Felicitas and Edward Morrissette, aunt and uncle of Adolph Farrow. (Photo courtesy of Darren Smith – Adams Family Tree)

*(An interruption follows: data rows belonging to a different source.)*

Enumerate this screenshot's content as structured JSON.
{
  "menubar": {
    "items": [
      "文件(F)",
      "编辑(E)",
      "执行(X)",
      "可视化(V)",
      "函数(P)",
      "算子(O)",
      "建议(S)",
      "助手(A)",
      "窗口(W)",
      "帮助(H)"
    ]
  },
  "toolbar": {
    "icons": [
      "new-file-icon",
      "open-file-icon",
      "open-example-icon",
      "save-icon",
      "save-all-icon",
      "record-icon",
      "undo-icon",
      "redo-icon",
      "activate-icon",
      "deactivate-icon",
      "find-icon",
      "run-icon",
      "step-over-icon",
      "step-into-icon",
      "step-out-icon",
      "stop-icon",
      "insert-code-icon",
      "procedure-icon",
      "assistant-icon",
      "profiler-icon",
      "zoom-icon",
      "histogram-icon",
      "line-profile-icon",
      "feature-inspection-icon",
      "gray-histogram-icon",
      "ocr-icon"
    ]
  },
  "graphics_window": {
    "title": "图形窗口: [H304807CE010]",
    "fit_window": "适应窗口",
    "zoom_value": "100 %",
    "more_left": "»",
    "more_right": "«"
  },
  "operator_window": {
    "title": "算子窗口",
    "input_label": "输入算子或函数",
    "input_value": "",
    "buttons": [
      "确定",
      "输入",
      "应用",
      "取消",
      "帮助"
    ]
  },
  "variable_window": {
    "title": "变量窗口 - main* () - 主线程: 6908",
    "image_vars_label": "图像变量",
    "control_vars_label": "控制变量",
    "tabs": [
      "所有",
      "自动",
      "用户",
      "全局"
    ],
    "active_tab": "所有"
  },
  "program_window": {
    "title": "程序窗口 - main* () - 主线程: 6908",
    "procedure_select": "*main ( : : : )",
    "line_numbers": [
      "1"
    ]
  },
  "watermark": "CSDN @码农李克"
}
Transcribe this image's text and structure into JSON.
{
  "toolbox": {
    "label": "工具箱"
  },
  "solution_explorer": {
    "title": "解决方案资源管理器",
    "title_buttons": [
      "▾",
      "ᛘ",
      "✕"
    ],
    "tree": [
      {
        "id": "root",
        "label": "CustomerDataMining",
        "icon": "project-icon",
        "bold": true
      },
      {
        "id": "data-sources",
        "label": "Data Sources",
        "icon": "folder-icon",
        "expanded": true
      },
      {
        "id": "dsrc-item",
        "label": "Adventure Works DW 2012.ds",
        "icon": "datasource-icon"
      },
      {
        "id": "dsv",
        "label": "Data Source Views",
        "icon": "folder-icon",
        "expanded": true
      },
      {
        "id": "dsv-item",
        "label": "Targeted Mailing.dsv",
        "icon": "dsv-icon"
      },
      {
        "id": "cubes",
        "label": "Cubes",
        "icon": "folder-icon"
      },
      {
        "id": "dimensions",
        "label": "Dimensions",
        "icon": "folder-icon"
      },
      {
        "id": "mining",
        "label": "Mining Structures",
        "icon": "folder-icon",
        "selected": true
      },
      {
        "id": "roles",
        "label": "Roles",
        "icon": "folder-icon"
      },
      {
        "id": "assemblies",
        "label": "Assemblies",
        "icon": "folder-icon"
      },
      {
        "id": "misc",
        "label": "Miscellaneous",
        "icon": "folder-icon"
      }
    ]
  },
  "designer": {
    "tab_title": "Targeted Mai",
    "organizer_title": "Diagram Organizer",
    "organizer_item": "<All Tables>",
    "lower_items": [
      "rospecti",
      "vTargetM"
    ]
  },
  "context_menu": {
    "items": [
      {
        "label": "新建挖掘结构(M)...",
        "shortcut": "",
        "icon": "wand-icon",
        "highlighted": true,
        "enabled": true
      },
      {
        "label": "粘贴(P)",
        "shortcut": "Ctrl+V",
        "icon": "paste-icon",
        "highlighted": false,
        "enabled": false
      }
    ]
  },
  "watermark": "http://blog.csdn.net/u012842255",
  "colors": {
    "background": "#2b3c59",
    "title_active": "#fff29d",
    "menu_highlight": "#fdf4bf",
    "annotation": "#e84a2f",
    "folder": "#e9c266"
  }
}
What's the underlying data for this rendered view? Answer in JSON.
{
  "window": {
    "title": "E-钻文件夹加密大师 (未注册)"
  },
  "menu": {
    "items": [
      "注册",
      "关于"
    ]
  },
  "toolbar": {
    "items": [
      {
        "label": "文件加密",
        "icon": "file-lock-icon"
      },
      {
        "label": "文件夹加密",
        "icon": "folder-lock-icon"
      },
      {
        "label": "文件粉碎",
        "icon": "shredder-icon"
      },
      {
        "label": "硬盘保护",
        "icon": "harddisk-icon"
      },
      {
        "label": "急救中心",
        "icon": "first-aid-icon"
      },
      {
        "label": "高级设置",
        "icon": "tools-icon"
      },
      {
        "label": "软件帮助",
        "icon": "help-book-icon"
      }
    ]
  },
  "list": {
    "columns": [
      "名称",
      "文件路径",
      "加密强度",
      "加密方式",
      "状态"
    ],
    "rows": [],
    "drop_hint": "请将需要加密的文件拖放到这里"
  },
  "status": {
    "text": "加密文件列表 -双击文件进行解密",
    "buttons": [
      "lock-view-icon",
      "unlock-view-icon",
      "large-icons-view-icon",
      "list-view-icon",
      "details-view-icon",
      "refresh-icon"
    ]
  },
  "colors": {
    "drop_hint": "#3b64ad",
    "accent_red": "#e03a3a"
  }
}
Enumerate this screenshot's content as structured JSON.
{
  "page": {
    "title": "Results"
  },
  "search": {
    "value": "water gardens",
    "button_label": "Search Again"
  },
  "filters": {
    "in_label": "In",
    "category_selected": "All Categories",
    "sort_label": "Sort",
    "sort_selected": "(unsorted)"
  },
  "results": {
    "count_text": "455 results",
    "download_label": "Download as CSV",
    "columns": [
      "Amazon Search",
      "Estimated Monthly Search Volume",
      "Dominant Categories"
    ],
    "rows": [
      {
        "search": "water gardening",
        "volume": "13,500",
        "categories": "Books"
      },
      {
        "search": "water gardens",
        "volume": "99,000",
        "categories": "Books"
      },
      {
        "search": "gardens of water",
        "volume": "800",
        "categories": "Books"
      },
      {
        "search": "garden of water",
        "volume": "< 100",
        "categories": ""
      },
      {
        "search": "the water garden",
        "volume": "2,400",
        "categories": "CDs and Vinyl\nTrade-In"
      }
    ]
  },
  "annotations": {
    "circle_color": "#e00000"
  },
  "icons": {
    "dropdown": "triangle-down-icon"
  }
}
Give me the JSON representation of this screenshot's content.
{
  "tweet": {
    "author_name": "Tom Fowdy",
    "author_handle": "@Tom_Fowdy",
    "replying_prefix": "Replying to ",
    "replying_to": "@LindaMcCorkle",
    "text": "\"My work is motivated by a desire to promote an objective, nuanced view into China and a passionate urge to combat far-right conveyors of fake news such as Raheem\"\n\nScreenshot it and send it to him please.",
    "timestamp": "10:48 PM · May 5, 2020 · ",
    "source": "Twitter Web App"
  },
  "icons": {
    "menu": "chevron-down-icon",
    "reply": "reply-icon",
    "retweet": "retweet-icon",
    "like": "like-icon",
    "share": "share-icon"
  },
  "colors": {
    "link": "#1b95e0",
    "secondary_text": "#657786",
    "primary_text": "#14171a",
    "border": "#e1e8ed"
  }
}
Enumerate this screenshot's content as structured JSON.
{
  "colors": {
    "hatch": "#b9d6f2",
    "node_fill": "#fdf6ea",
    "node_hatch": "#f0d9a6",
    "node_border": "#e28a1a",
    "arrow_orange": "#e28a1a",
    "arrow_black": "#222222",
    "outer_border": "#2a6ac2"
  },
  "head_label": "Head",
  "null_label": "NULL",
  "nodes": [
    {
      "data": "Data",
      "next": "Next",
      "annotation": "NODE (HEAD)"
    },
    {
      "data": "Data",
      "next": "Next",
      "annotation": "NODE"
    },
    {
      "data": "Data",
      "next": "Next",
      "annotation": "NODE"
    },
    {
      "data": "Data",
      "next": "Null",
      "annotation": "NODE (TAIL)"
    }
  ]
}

Occasionally here in the archives a single photograph with a simple inscription can yield a fascinating connection into the history of Salem and the Pacific Northwest. One such opportunity presented itself recently when we found this photo of Adolph and May Farrow (X2011.003.0231). We don’t know how it got to the museum, but the photo itself provides several clues about its subjects and their story. May’s high neckline, puffed sleeves, and center hair part would suggest late 1890s, early 1900s. Both Adolph and May are dressed rather formally for the portrait, an important occasion perhaps? Last but not least, a clue from the inscription on the back of the photo which reads, “Photo of May and Adolph Farrow that was given to their uncle and aunt Mr. and Mrs. Ed Morricette.” Using the names recorded on the back of the photograph and the approximate time-frame derived from the visual clues, we turn first to the Federal Census records. Adolph Farrow was born January 18, 1878 in Washington to Adolph Ferro and Susanne Morrissette. Margaret “May” Blodgett Farrow was born May 5, 1884 in California. Both Adolph and May are of Native American descent as noted in the race column of the Federal Census records. Their connection to Salem appears in the 1900 Federal Census which records “May” as a pupil attending the Chemawa Indian School. Adolph graduated from Chemawa Indian School in 1898 with top honors in harness making and the saddlery trade . After his graduation he was hired by the school as a shoe and harness maker. It was during this time that the couple became acquainted. Adolph and May were married in 1904 and were the parents of 3 children: daughters Elsie Ellen (1907-2002) and Lillian Anita Farrow (1914-1997), and son Elzie Byron Farrow (1917-1995). Indian Census Rolls list them as members of the “Cayuse Umatilla Walla Walla tribe“ residing on the Umatilla Reservation. They remained in Umatilla until Adolph’s death in 1936. After Adolph’s death, May returned to her family in California and married for the second time. Her death is noted in the California Death Index as August 7, 1981. Now for the inscription on the back of the photo, who are Mr. and Mrs. Ed Morricette and what is their relationship to May and Adolph? The public trees on Ancestry.com give us a valuable clue. According to the Reed Family, Susanne Morrissette, Adolph’s mother has 3 siblings: brothers Frank (1853-1921) and Edward (1858-1942) and a sister Julia (1859-1948). This information can be verified with the 1860 Federal Census for Walla Walla County, Washington. Edward marries Felicitas Cecelia Ward on February 16, 1885 in Umatilla, Oregon. They are both listed on the Indian Census Rolls as residents of the Umatilla Reservation until their retirement in the early 1930s when they move to Woodinville, King, Washington to be closer to their adult children. Edward dies on September 10, 1942 and Felicity on March 14, 1948. They are both buried in the Athena Cemetery on the Umatilla Reservation. Edward and Felicity are the Mr. and Mrs. Ed Morricette (uncle and aunt) listed on the back of our photograph. From a simple photograph with inscription, a story begins to unfold. What’s in your closet?